Contributing to this anxiety is an on-going effort, both by the Republicans and by the media, to try to erase what we all accomplished in the midterm election. There was an article in The New York Timeson February 9thentitled, “President’s Team Aims to Win Back Suburban Voters.” Based on news coverage today, you would think there had never been a Resistance, never been a blue wave that generated historically high Democratic turnout in 2018.

I understand the reasoning for this. For the media, they need to chase the story of the moment. The news is often described as a stove filled with pots of water and there is no choice but to focus on the one that is boiling over. And I understand the motivation of the GOP. They need us to have amnesia for Trump and Republicans to be reelected, to retain the Senate and take back the House. For me, that would take more than amnesia. It would take a lobotomy.

Long before I had an idea to write a book about this movement, before I even made the decision to be an activist and fight against the Trump agenda, I was just a voter, a Hillary Clinton supporter who, like all of you, was devastated on election night in November 2016 that someone as unfit for office as Donald Trump was elected to the presidency. 2020 is our chance to right that wrong. They only win if we surrender to despair and stay home.

So, I would like ask each of you to think about what you are going to do for this election. Of course, you are going to vote. And you need to Vote Blue No Matter Who. But we all need to do more than that. It is all hands on deck here. I am not asking you to become activists. I know most of you do not have the time for that, you have jobs, you have families. But do think of what you can do to get involved.

Here is one simple thing that I read about that all of us can do without joining anything or even leaving our homes and it could be incredibly effective. Check with five people you know, your friends and family, and find out if they are registered to vote. If not, help them get registered. Then ask them to reach out to five people they know and do the same. It is like the old telecom Friends and Family plan that builds a bigger and bigger network.

Here’s the voter registration information you can give them. In New York, if they have a NY State Driver’s License they can register electronically online at the NY DMV site ( And if they can’t register through the DMV, they can go to their local Board of Elections website (for Suffolk County, that link is: Download the voter registration form, in English or Spanish, fill it out and mail it in. It is that simple.

First register voters, then get-out-the-vote. To get more involved with voter outreach, contact the campaigns in your district for Congress, for your state races, for the presidency, and offer to volunteer. They all have websites and contact information. They will welcome your help and you can decide how much time you have to give and what you would like to do: canvassing, phone banking, putting up signs or writing postcards to voters. The campaigns will be happy to train you. You know from the book, that I am a strong believer in canvassing because we get to speak directly to voters. And even if they aren’t home, we leave information at their door. They know someone took the time to come to their house.
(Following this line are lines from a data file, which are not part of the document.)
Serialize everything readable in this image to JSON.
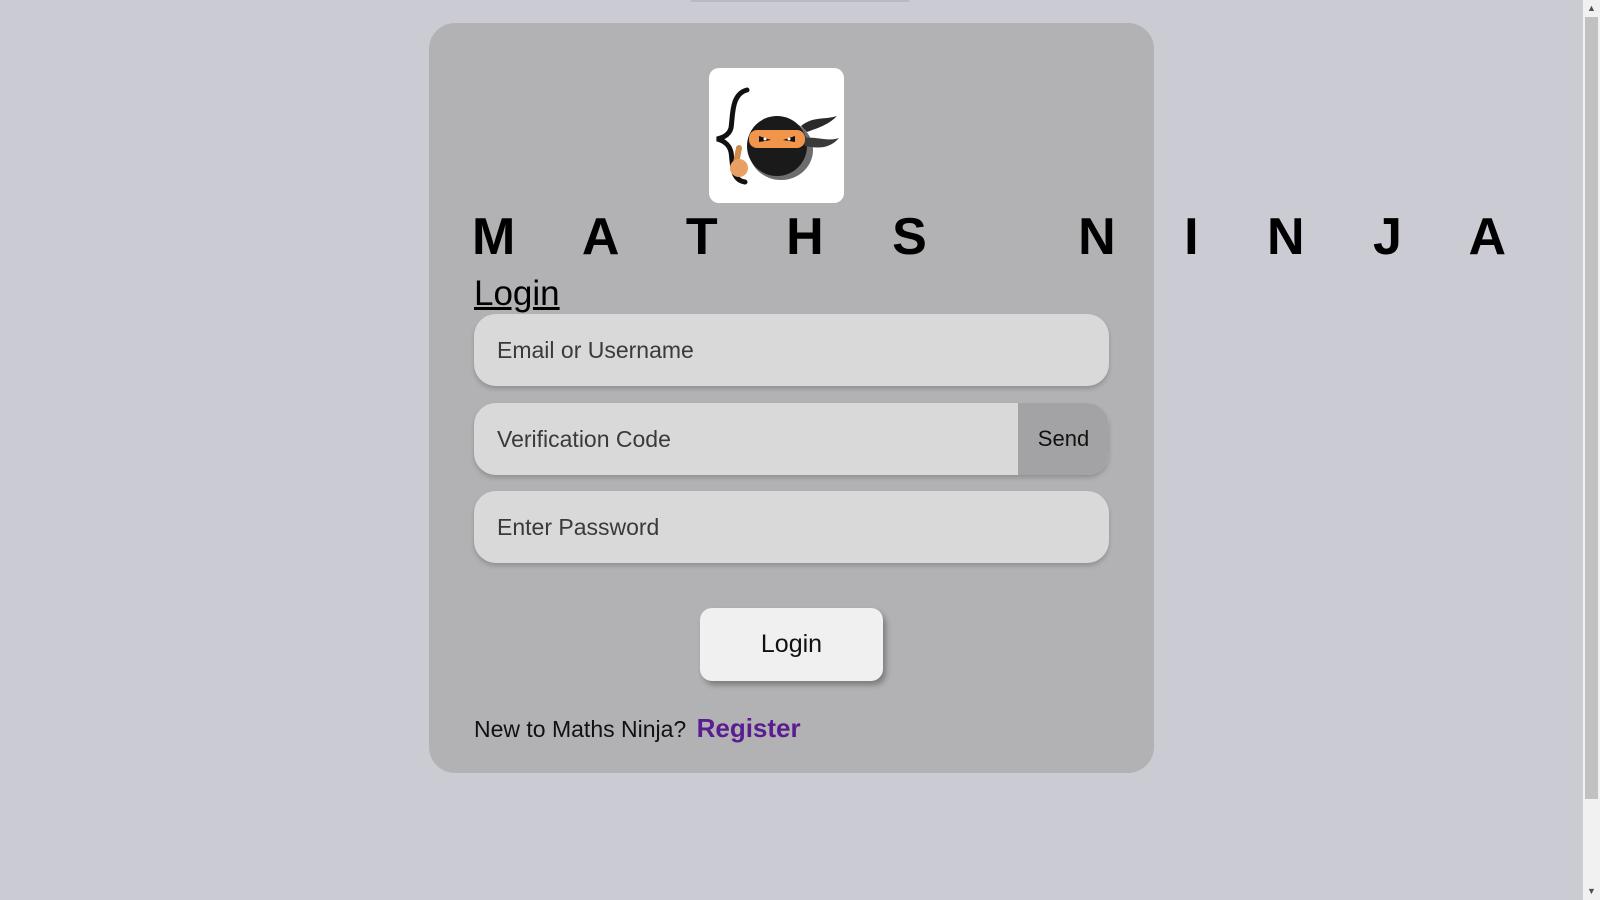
{
  "app": {
    "brand_title": "M A T H S   N I N J A",
    "logo_icon": "ninja-logo-icon"
  },
  "form": {
    "heading": "Login",
    "email_placeholder": "Email or Username",
    "code_placeholder": "Verification Code",
    "send_label": "Send",
    "password_placeholder": "Enter Password",
    "submit_label": "Login"
  },
  "footer": {
    "prompt": "New to Maths Ninja?",
    "register_label": "Register"
  },
  "colors": {
    "page_background": "#cbcbd3",
    "card_background": "#b2b2b4",
    "input_background": "#d9d9da",
    "send_button": "#a3a3a5",
    "link": "#5a1d91"
  },
  "scrollbar": {
    "up_icon": "chevron-up-icon",
    "down_icon": "chevron-down-icon"
  }
}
If that prospect of speaking to strangers scares you, I understand. You will read in the book about the first time I went out canvassing. I was with the great Mike Anthony of the Southampton Town Democratic Committee (SHDems), former chairman of our committee and a very experienced canvasser. That first time I stood stiff and mute while he knocked on the doors and spoke to the voters. But then I went out again and again and each time it got easier. Trust me, if I can learn to do it, so can you. You will become a pro in no time and you will feel better for it.

Posting on social media might feel good, but it doesn’t persuade voters. You are only speaking to the already converted. If we are going to power blue wave 2.0, we need to reach those non-Democratic Party voters. So do not forget what we accomplished in 2017 in local races and how we won the House in 2018. There is no reason we can’t do the same this year.